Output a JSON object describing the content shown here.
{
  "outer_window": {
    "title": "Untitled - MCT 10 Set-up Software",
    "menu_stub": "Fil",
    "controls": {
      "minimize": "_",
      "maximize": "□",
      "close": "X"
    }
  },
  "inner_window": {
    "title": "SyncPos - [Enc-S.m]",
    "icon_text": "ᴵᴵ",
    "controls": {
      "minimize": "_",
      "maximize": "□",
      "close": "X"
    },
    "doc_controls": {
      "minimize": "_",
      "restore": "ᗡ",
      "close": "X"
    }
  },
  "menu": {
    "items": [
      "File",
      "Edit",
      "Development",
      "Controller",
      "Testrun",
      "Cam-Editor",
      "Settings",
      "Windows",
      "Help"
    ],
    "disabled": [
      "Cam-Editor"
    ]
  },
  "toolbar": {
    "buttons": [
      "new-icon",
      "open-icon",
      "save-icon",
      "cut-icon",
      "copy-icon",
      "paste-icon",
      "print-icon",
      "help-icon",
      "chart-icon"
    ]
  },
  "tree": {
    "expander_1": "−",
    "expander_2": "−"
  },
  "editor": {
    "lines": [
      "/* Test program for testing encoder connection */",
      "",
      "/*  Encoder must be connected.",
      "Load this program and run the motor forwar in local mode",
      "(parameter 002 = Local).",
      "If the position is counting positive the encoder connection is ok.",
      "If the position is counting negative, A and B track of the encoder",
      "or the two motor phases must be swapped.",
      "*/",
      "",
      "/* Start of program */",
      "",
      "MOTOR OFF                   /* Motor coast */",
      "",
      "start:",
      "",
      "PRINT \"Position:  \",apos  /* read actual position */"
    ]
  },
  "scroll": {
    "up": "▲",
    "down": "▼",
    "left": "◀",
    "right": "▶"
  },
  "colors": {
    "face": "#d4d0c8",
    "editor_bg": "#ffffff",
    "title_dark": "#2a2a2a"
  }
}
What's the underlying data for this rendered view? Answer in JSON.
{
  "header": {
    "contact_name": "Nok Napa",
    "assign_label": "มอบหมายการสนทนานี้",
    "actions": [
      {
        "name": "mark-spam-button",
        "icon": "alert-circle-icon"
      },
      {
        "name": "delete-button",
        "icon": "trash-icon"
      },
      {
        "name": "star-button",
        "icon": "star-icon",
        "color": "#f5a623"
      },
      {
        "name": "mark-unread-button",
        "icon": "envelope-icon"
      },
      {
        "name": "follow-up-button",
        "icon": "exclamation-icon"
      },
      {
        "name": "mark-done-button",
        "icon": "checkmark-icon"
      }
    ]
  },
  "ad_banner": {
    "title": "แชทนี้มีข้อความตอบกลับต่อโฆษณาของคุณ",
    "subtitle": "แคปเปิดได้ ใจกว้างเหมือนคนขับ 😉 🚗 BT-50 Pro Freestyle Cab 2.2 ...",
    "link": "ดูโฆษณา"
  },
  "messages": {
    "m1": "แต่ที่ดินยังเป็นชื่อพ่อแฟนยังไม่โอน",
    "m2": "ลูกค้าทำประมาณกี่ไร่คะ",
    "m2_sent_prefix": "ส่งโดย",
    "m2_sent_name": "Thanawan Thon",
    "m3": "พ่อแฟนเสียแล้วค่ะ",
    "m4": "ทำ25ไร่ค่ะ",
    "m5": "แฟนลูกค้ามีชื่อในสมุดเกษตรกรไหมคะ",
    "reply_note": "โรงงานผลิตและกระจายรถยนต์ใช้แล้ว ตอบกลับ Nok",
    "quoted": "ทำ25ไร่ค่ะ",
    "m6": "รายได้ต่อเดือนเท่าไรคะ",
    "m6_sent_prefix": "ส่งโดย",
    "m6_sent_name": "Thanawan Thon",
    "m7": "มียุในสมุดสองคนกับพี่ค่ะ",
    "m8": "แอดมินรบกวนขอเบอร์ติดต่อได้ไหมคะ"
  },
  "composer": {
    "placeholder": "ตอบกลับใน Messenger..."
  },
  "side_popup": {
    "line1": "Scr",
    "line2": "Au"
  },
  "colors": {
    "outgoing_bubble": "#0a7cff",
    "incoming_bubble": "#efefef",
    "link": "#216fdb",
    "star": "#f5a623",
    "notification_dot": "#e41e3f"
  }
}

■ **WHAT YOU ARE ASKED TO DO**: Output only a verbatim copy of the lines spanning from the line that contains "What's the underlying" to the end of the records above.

■ **ANSWER AREA**:
What's the underlying data for this rendered view? Answer in JSON.
{
  "header": {
    "contact_name": "Nok Napa",
    "assign_label": "มอบหมายการสนทนานี้",
    "actions": [
      {
        "name": "mark-spam-button",
        "icon": "alert-circle-icon"
      },
      {
        "name": "delete-button",
        "icon": "trash-icon"
      },
      {
        "name": "star-button",
        "icon": "star-icon",
        "color": "#f5a623"
      },
      {
        "name": "mark-unread-button",
        "icon": "envelope-icon"
      },
      {
        "name": "follow-up-button",
        "icon": "exclamation-icon"
      },
      {
        "name": "mark-done-button",
        "icon": "checkmark-icon"
      }
    ]
  },
  "ad_banner": {
    "title": "แชทนี้มีข้อความตอบกลับต่อโฆษณาของคุณ",
    "subtitle": "แคปเปิดได้ ใจกว้างเหมือนคนขับ 😉 🚗 BT-50 Pro Freestyle Cab 2.2 ...",
    "link": "ดูโฆษณา"
  },
  "messages": {
    "m1": "แต่ที่ดินยังเป็นชื่อพ่อแฟนยังไม่โอน",
    "m2": "ลูกค้าทำประมาณกี่ไร่คะ",
    "m2_sent_prefix": "ส่งโดย",
    "m2_sent_name": "Thanawan Thon",
    "m3": "พ่อแฟนเสียแล้วค่ะ",
    "m4": "ทำ25ไร่ค่ะ",
    "m5": "แฟนลูกค้ามีชื่อในสมุดเกษตรกรไหมคะ",
    "reply_note": "โรงงานผลิตและกระจายรถยนต์ใช้แล้ว ตอบกลับ Nok",
    "quoted": "ทำ25ไร่ค่ะ",
    "m6": "รายได้ต่อเดือนเท่าไรคะ",
    "m6_sent_prefix": "ส่งโดย",
    "m6_sent_name": "Thanawan Thon",
    "m7": "มียุในสมุดสองคนกับพี่ค่ะ",
    "m8": "แอดมินรบกวนขอเบอร์ติดต่อได้ไหมคะ"
  },
  "composer": {
    "placeholder": "ตอบกลับใน Messenger..."
  },
  "side_popup": {
    "line1": "Scr",
    "line2": "Au"
  },
  "colors": {
    "outgoing_bubble": "#0a7cff",
    "incoming_bubble": "#efefef",
    "link": "#216fdb",
    "star": "#f5a623",
    "notification_dot": "#e41e3f"
  }
}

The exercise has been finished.